Originally posted on UCLA Newsroom
Acollaboration led by UCLA and the Seattle Children’s Research Institute has yielded new knowledge about the genes responsible for the production and release of immunoglobulin G, the most common type of antibody in the human body.
The finding has the potential to advance manufacturing of antibody-based therapies for diseases such as cancer and arthritis, as well as the development of medical treatments that rely on the production of antibodies.
Antibodies are a group of proteins that are crucial to the immune system. Immunoglobulin G, or IgG, stores memories of past infections and tags dangerous microbes to be eliminated by immune cells. Mothers’ IgG is also vital for their newborns’ immune defense.
Scientists have known for decades that a population of white blood cells, called plasma B cells, make IgG. Plasma B cells are highly efficient, producing more than 10,000 IgG molecules every second. But the molecular mechanisms that enable plasma cells to secrete antibodies into the bloodstream are still not fully understood.
In order to learn more about those mechanisms, the researchers performed an analysis that had never been done before: They captured thousands of single plasma B cells as well as their individual secretions, and then connected the amount of proteins each individual cell released to an atlas mapping tens of thousands of genes expressed by that same cell.
To collect the cells and their secretions, the researchers used microscopic, bowl-shaped hydrogel containers called nanovials, which were developed in prior UCLA research.
Their analysis found that genes involved with producing energy and eliminating abnormal proteins were even more important for high IgG secretion than the genes containing instructions for making the antibody itself. They also discovered that the presence of CD59, a gene that had not previously been linked to IgG secretion, is a better predictor of high-producing plasma cells than other genetic markers already associated with this cell type.
“These processes in cells are like an assembly line for making proteins, and there are lots of places where you could see bottlenecks,” said Dino Di Carlo, the Armond and Elena Hairapetian Professor of Engineering and Medicine at the UCLA Samueli School of Engineering and a co-corresponding author of the study. “Things have to be moving smoothly in sync across the cell. If a cell is making a lot of proteins, it’s using a lot of energy and needs a way to correct the proteins that get messed up.”
The study was published in the journal Nature Communications. Di Carlo, who is also a member of the California NanoSystems Institute at UCLA and the UCLA Jonsson Comprehensive Cancer Center, said the findings could not only advance fundamental understandings of biology but also could have applications in biomedicine.
For instance, knowing which genes are associated with higher secretion of an antibody could be used by pharmaceutical makers to engineer cells that secrete large volumes of the antibody. That knowledge could also be applied to an emerging strategy that introduces engineered cells directly to patients’ bodies, such as the potential cell therapies under development by University of Washington immunologist Richard James, a co-corresponding author of the paper.

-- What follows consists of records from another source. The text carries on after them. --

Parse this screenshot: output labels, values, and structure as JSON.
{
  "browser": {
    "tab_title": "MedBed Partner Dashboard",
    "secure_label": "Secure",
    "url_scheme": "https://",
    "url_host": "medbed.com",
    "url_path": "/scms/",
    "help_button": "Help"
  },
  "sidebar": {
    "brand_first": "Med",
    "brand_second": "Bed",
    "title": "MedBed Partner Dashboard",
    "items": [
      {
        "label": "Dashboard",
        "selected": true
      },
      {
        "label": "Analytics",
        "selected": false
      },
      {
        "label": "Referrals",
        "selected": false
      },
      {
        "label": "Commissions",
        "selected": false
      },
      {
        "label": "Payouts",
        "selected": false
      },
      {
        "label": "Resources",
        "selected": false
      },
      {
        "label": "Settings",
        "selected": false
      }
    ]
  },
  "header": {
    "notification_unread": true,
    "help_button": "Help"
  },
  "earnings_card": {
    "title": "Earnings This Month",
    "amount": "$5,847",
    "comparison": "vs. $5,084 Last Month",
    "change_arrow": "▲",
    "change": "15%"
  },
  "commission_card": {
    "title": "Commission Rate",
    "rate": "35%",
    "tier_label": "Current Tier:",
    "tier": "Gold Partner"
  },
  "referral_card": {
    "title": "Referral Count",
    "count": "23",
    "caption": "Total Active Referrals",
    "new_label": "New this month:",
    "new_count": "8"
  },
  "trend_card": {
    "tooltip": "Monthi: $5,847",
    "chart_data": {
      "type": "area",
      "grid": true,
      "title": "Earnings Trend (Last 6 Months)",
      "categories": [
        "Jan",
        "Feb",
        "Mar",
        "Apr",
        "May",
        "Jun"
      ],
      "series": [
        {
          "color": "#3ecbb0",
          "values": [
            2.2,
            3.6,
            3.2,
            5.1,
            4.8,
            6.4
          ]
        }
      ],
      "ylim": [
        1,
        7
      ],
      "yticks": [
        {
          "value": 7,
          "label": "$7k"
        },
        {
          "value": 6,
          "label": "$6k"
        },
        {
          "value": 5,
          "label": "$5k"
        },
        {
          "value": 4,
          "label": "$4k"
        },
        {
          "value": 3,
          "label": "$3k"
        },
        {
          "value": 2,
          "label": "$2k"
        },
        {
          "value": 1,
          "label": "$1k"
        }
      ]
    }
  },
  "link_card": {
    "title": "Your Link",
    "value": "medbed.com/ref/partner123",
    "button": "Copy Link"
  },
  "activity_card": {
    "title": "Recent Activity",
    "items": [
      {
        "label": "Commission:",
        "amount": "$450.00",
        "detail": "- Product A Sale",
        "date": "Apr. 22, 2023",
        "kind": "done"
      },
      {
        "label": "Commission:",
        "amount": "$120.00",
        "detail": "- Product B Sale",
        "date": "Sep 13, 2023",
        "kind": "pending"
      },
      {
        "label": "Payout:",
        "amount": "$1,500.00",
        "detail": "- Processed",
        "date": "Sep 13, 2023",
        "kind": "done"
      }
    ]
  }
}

The new way in which nanovials and a standard laboratory setup were used in the study also opens up new possibilities for understanding how the instructions contained in DNA are translated into the behaviors of cells.

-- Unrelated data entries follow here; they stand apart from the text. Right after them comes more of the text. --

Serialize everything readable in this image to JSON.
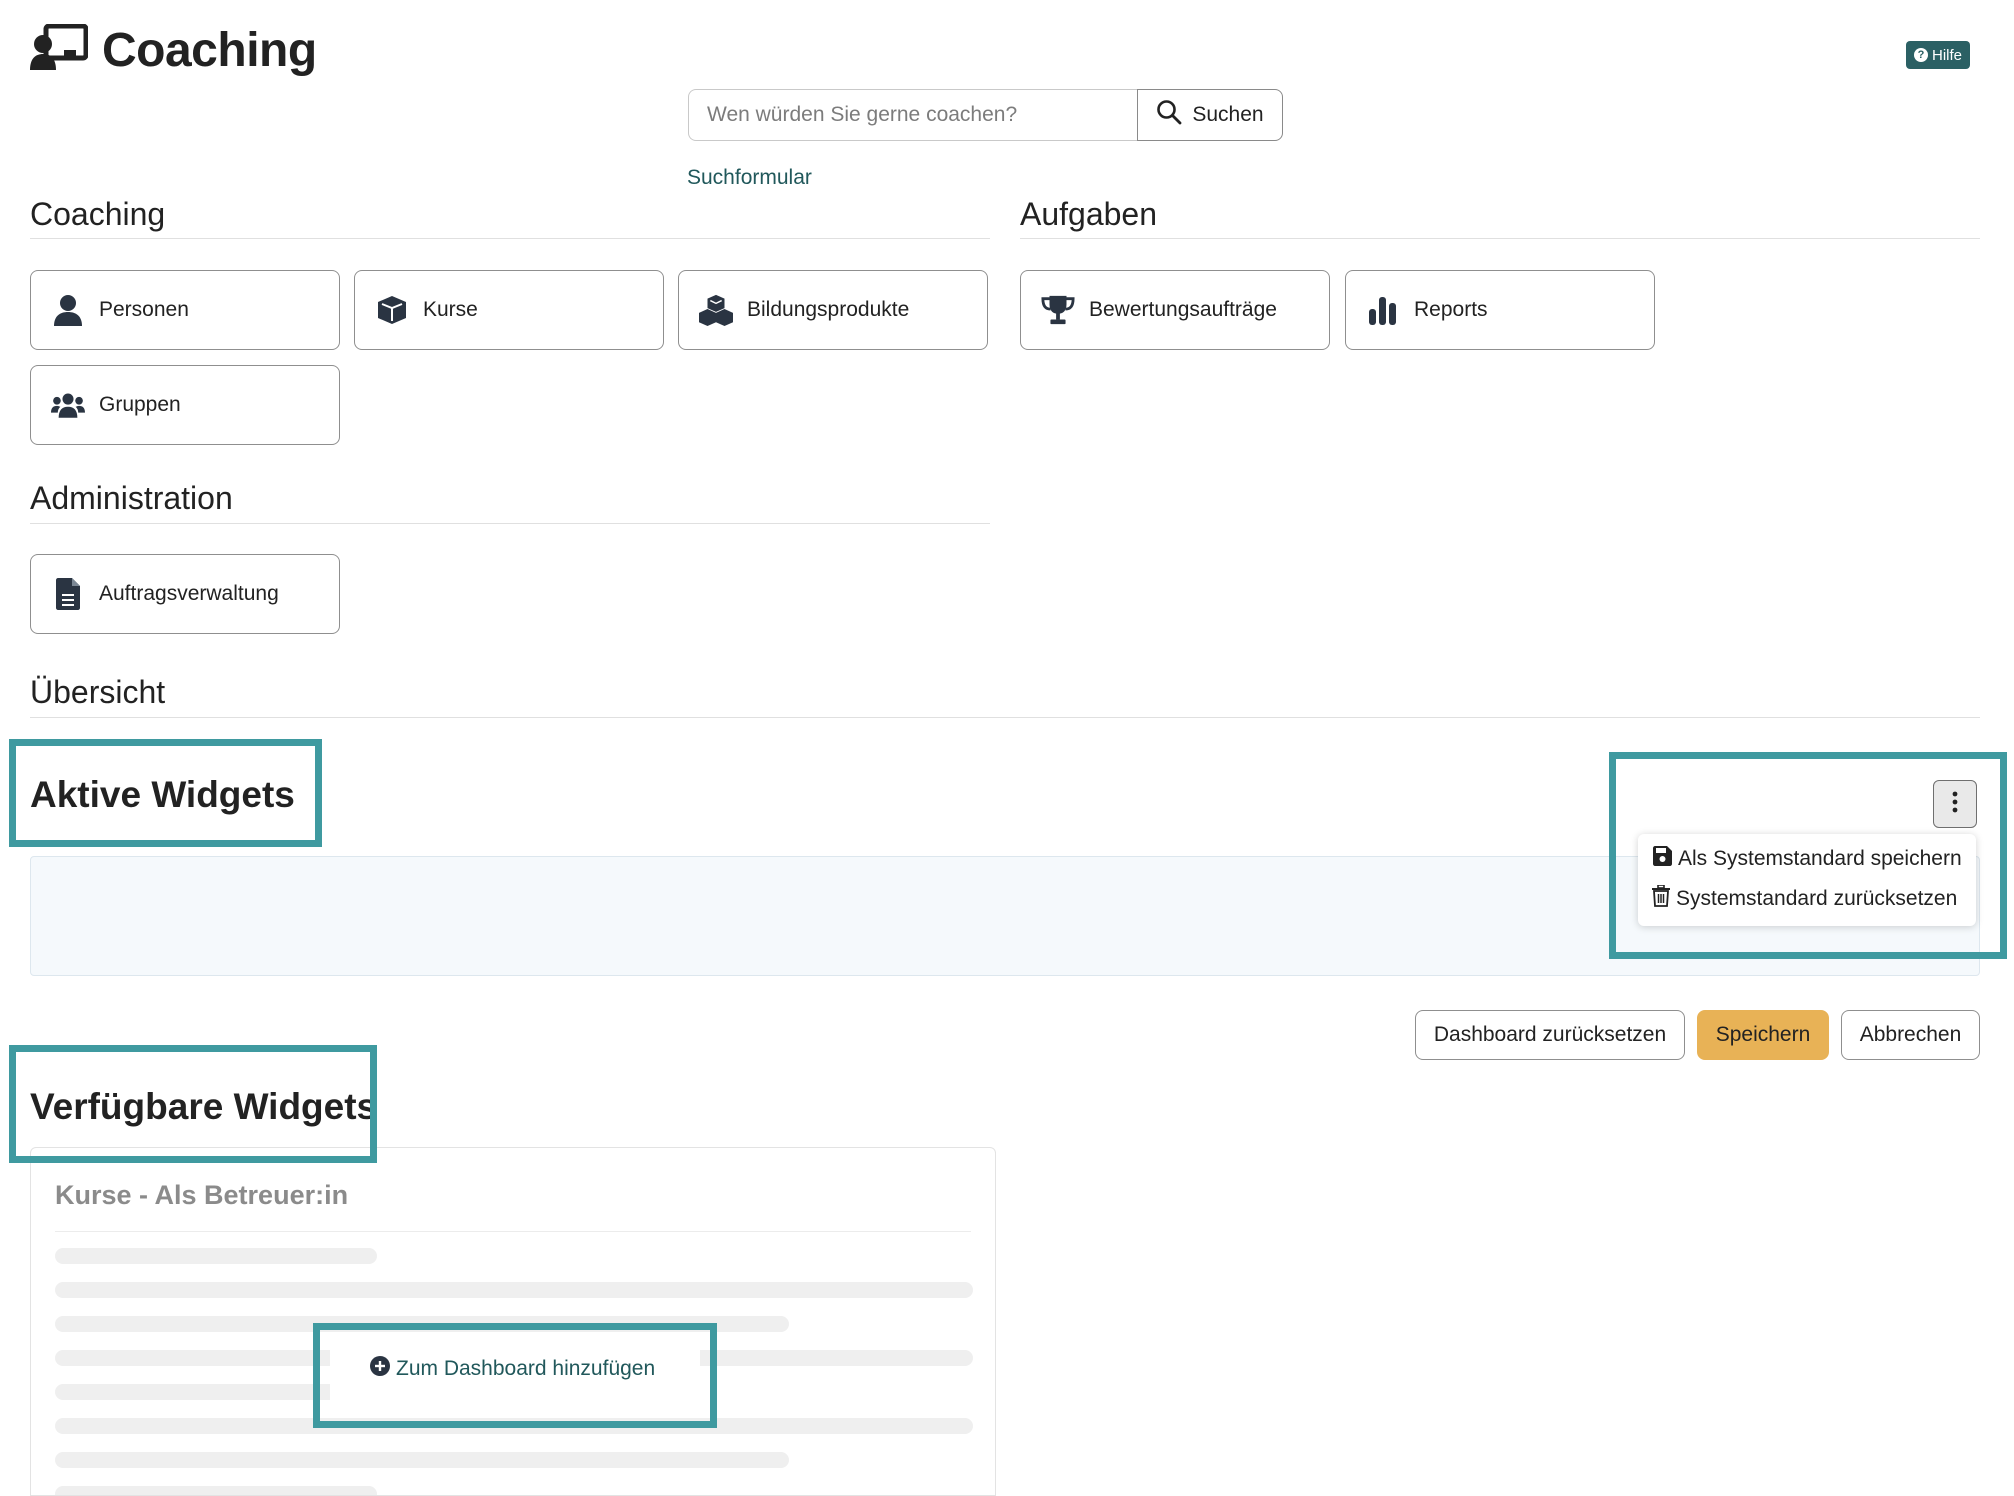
{
  "header": {
    "title": "Coaching",
    "help_label": "Hilfe"
  },
  "search": {
    "placeholder": "Wen würden Sie gerne coachen?",
    "button_label": "Suchen",
    "form_link": "Suchformular"
  },
  "sections": {
    "coaching": {
      "heading": "Coaching",
      "items": [
        {
          "label": "Personen",
          "icon": "person-icon"
        },
        {
          "label": "Kurse",
          "icon": "cube-icon"
        },
        {
          "label": "Bildungsprodukte",
          "icon": "cubes-icon"
        },
        {
          "label": "Gruppen",
          "icon": "users-icon"
        }
      ]
    },
    "tasks": {
      "heading": "Aufgaben",
      "items": [
        {
          "label": "Bewertungsaufträge",
          "icon": "trophy-icon"
        },
        {
          "label": "Reports",
          "icon": "bar-chart-icon"
        }
      ]
    },
    "administration": {
      "heading": "Administration",
      "items": [
        {
          "label": "Auftragsverwaltung",
          "icon": "document-icon"
        }
      ]
    },
    "overview": {
      "heading": "Übersicht"
    }
  },
  "active_widgets": {
    "title": "Aktive Widgets",
    "menu": [
      {
        "label": "Als Systemstandard speichern",
        "icon": "save-icon"
      },
      {
        "label": "Systemstandard zurücksetzen",
        "icon": "trash-icon"
      }
    ]
  },
  "actions": {
    "reset": "Dashboard zurücksetzen",
    "save": "Speichern",
    "cancel": "Abbrechen"
  },
  "available_widgets": {
    "title": "Verfügbare Widgets",
    "card_title": "Kurse - Als Betreuer:in",
    "add_label": "Zum Dashboard hinzufügen"
  },
  "colors": {
    "accent": "#21585b",
    "highlight": "#3f9aa0",
    "primary_button": "#e8b256",
    "help_badge": "#2b6064"
  }
}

Each nanovial contains molecules tailored to bind with proteins on the surface of the cells that the researchers are investigating, which enables the nanovial to capture a single cell at a time. Once that cell is immobilized and protected within the nanovial “bowl,” its secretions also accumulate and are attached to specific antibodies engineered to capture them.
In the study, the investigators trapped tens of thousands of plasma cells, along with the IgG they released, in nanovials with a diameter about one-third the thickness of a sheet of paper. The nanovials were then run through an instrument to analyze each cell’s messenger RNA, or mRNA.

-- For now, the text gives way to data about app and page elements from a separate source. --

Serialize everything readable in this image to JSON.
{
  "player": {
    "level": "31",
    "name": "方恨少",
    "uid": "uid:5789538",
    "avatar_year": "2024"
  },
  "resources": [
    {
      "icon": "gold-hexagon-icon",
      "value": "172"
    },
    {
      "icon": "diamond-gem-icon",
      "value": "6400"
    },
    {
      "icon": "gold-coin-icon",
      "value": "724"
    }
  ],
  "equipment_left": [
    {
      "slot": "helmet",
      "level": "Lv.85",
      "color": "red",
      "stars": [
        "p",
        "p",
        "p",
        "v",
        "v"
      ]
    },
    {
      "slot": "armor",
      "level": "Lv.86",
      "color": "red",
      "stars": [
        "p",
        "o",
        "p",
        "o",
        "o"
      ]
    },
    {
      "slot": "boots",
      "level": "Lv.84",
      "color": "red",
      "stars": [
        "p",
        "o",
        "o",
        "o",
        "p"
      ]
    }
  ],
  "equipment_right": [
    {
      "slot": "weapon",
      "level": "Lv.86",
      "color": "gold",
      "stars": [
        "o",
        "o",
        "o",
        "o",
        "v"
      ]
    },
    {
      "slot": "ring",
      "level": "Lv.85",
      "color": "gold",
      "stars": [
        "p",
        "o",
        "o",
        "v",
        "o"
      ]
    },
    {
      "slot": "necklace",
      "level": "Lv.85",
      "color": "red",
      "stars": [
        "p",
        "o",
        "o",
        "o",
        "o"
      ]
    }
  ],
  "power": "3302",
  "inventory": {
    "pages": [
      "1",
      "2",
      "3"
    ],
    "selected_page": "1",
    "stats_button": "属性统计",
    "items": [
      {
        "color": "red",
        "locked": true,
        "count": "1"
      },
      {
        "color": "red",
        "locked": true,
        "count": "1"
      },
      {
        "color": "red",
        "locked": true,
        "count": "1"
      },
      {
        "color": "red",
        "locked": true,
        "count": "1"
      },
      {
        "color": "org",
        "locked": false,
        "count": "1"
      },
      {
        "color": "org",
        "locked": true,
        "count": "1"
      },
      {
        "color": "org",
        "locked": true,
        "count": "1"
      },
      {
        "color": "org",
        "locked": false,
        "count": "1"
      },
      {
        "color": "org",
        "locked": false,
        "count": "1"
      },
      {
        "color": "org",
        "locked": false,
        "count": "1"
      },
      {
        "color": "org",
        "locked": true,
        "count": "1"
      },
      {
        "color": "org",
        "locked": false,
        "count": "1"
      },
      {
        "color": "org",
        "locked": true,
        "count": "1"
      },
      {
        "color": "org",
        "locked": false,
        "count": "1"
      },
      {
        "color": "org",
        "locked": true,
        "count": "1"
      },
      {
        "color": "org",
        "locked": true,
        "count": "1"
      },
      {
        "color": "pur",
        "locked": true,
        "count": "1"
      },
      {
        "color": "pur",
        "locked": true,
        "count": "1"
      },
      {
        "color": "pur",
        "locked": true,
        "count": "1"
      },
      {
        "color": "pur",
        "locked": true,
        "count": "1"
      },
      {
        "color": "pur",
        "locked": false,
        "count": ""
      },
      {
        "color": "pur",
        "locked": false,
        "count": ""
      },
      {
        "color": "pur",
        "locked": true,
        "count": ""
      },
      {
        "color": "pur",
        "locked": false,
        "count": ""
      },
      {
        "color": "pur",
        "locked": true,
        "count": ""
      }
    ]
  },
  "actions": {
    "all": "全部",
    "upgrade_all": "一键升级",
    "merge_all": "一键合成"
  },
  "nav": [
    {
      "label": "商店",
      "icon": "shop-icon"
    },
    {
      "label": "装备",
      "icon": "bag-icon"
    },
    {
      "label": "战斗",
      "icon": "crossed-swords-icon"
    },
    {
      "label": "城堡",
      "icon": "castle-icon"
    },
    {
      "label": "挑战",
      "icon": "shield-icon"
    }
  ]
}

Every cell in an individual’s body carries the same blueprint written in DNA. So scientists detect which genes are active by looking at the mRNA, which translates those instructions so that each cell can build proteins that are specific to its functions.
“There are multiple layers of information in each cell,” Di Carlo said. “We’re able to link the final layer — the amount of proteins actually secreted that have a clear function throughout the body — back to the more fundamental layer of genetic code. There’s currently no other technique that is available to do that. Now that we have this approach, the most interesting thing, to me, is which question to ask next.”
In future studies, the researchers hope to identify all of the genes that affect plasma cells’ production and secretion of IgG.
Nanovials are available commercially from Partillion Bioscience, a company co-founded by Di Carlo that is based in CNSI’s on-campus startup incubator, Magnify.
The first authors of the study are Rene Cheng of the University of Washington and Joseph de Rutte, who earned a doctorate from UCLA in 2020 and is a co-founder and CEO of Partillion. Other authors are affiliated with UW, Partillion and the Seattle-based company Luminex. The study was supported by the National Institutes of Health and the Seattle Children’s Research Institute.